Some reminders and hints about upcoming assignments

  • USE YOUR RESOURCES! From your syllabus:

UMW Writing Center

The UMW Writing Center offers assistance on all types of writing projects. If you are an online or commuter student, you can schedule online or face-to-face appointments. Please ensure you are choosing the appropriate appointment type and date.

Phone: 540-654-5653
Website: http://academics.umw.edu/writing-fredericksburg/
Office Location: Hurley Convergence Center (HCC), Room 430

  • Reminder about assessment on essays 2 and 3: because the turn-around time is nearly impossible for me, I will be relying heavily on the grading rubric to carry the feedback.  If you want more detail or explanation, of course ask and I will be glad to provide it!

 

  • Hint for your final project:
    • for artifacts from the Whitman archive: Click on the image of the original publication/book for the page(s) you want.  When it opens full size, you can right click to save it, then upload that image to VoiceThread easily.
    • for artifact from the Dickinson archive: If you want to use the scriptural image, you can right click it and save just as with Whitman pages.  If you want text also, as I have generally done on VoiceThread, you will need to screenshot/edit when you have the text tab open to get both or to focus on just text.  (You can drag the scriptural image closer to the text to keep it contact.) If you use Firefox, there is a new screenshot option in the browser (choose Page Options, the three dots up in the url bar).  There are also free screen shot apps or you can search to see how to capture the screen on your own computer.
    • What is most important to me is your commentary.  If capturing archive images is becoming a major stressor while you complete your final project, then just copy the text you want and paste it into a word doc to upload (pdf sometimes works better if you want to save as pdf).  This eliminates the possibility of manuscript images, but needs must.

 

Brainpickings and WW

You will see in your readings this week that I’ve linked you out for one feature on the site brainpickings. I’ve seen a few posts on our friend Whitman there in the last several weeks, and share them here if you are missing the Good Gray Poet.

This one focuses on advice that WW gave to the young about building character and bringing change.

This one focuses on WW’s (odd) morning workout.

Song of mns

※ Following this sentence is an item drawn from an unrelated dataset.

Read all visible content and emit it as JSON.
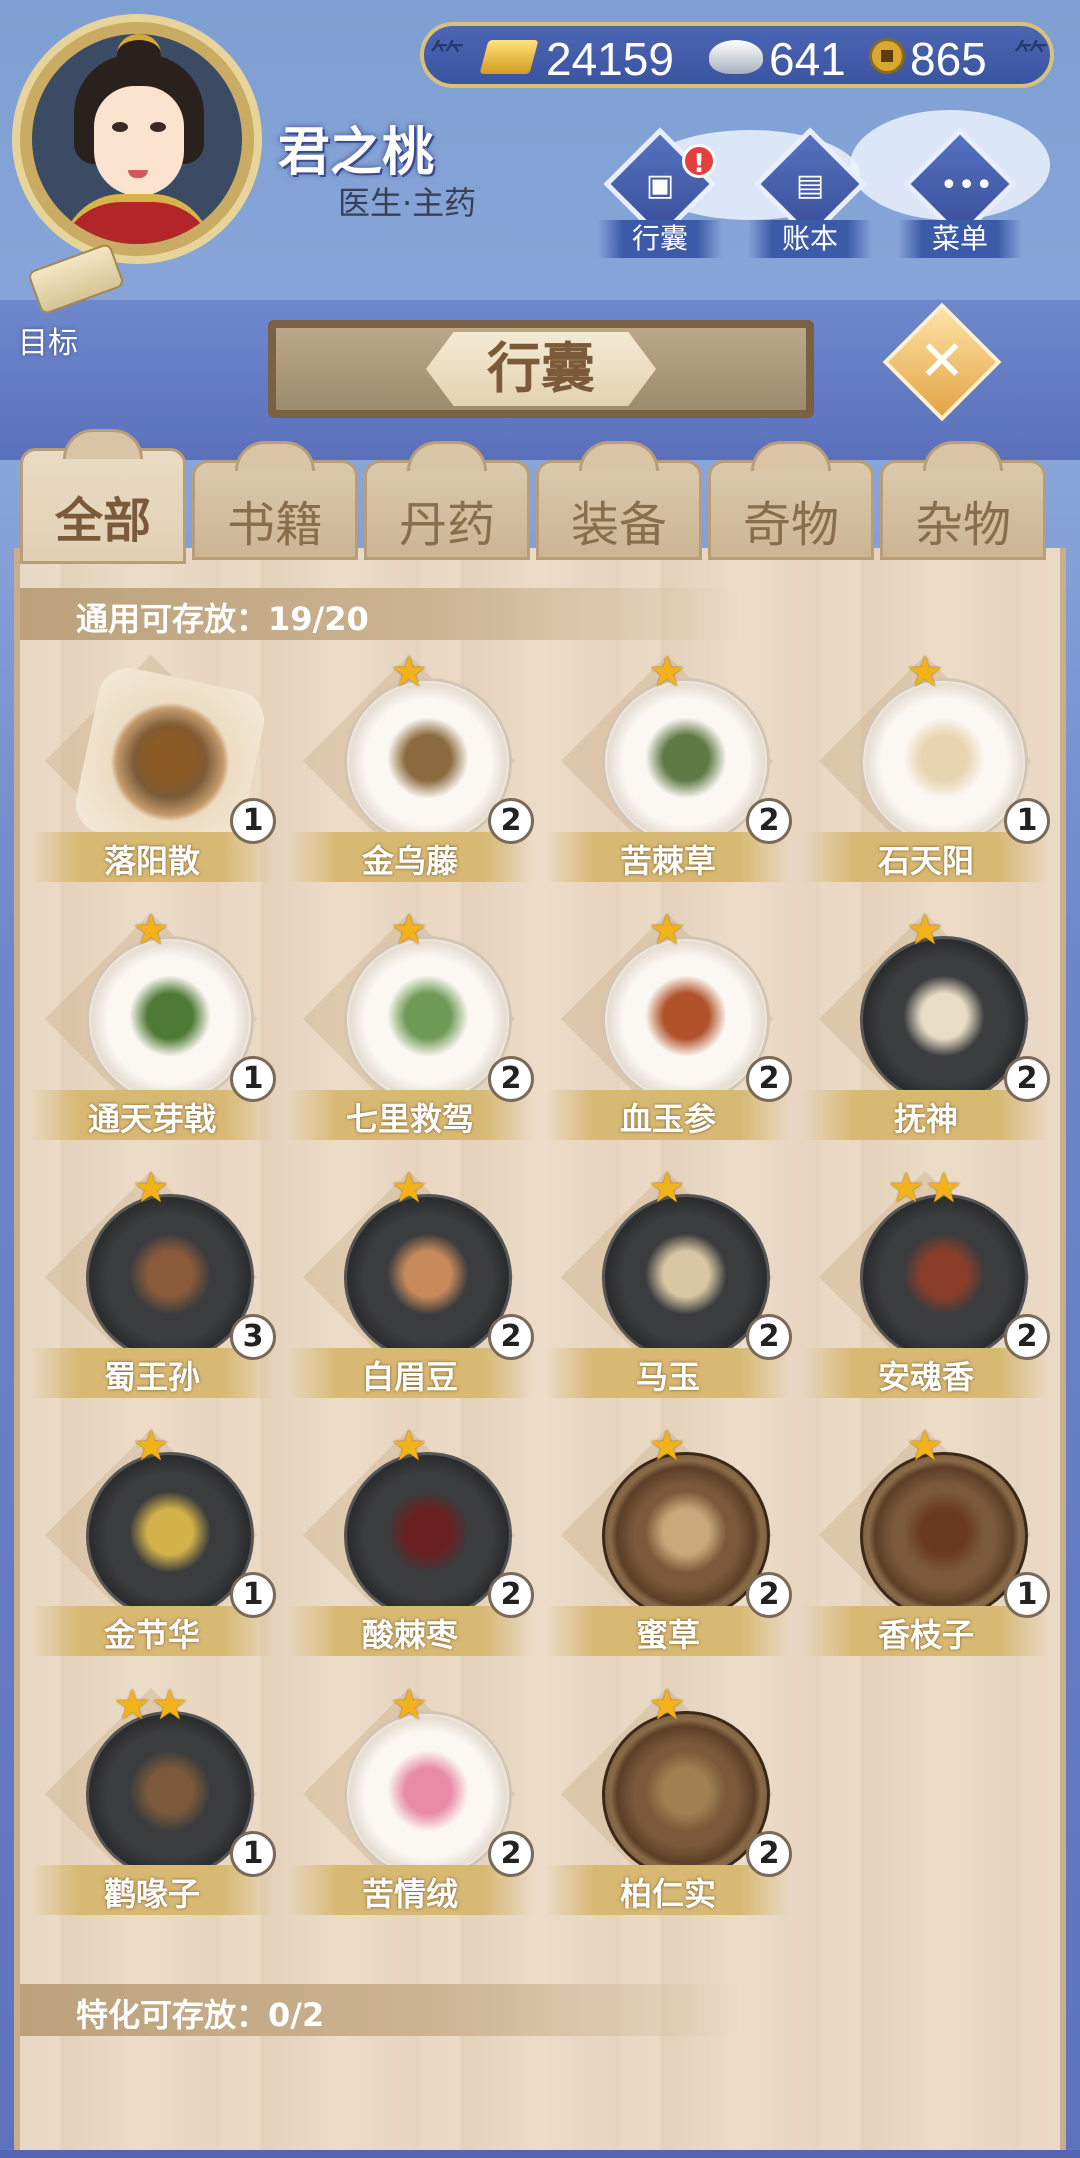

Camerados, this is a selfie of me and Whitman taken last week in the National Portrait Gallery, where I had gone to see a special exhibit on Sylvia Plath (a 20th-century confessional poet, a movement that owed much to Uncle Walt’s frankness).  I didn’t have to look like a weirdo in the corner, almost as grizzled as WW himself; I was with a friend who could have taken a better shot.  But my relationship with the poets we are studying is personal and so this seemed more appropriate.  Also, sometimes I feel I can only access Whitman and Dickinson partially as their genius astounds me, so my partial face can symbolize that. Though I have been a Dickinson devotee for many years, it took me into my middle age to love Whitman– I had admired him, but I had to find a less hypermasculine Whitman to really connect, and I did (oddly, given that war is a masculine enterprise, by immersing in his Civil War works).  I can and will fangirl about these two poets. You’re forewarned.

Some things I could venture to say about me:
I am honestly not nearly as nice as people are making me sound on this blog.
I believe literature matters and spend much time thinking about how and why.
I too would rather be in fresh air and I am also a vegetarian.
I would like to like gardening but.
I have two children and three pets.
I overwatch British drama and mystery tv.
I am a Pittsburgher and miss mountains.
I have names for my two imaginary future goats.
I am personally affronted by very hot sunny days.
I have an unusually(?) large collection of literary-themed jewelry and clothing.
I specialize in fruit-based desserts.
I actually do love poetic scansion.
I fixate on the moon.

Welcome to Whitman and Dickinson

You’ve heard of them.  You think you love or hate them. But do you know them?

Even for someone like me who rejects the idea that transcendent creative genius emerges mysteriously and in isolation, it’s hard to account for the experimental, powerful, and unique voices that emerged from these two poets, who are arguably the basis of all American poetry to come. Whitman and Dickinson are often cast in binaries: masculine vs. feminine; epic vs. lyric; brash and publicity-seeking vs. shy and reclusive; political vs. private. These contrasts apply even in their images: he is one of the most photographed people of the 19th century and she avoided the camera, leaving only two known likenesses; he worked in print, typesetting his own manuscripts, and she left thousands of hand-written works, from bound fascicles to lines scrawled on bits of envelope.

But like most binaries, these are fraught and finally unsatisfying.  For both poets also explored the natural world, the relationship between the human and divine, the nature of death, alternative sexualities, violence and grief, and their own roles as poets in a nation painfully forging its own identity. Individually and together, what can these great minds tell us about their world and our own, about the self and about others?  Let’s go.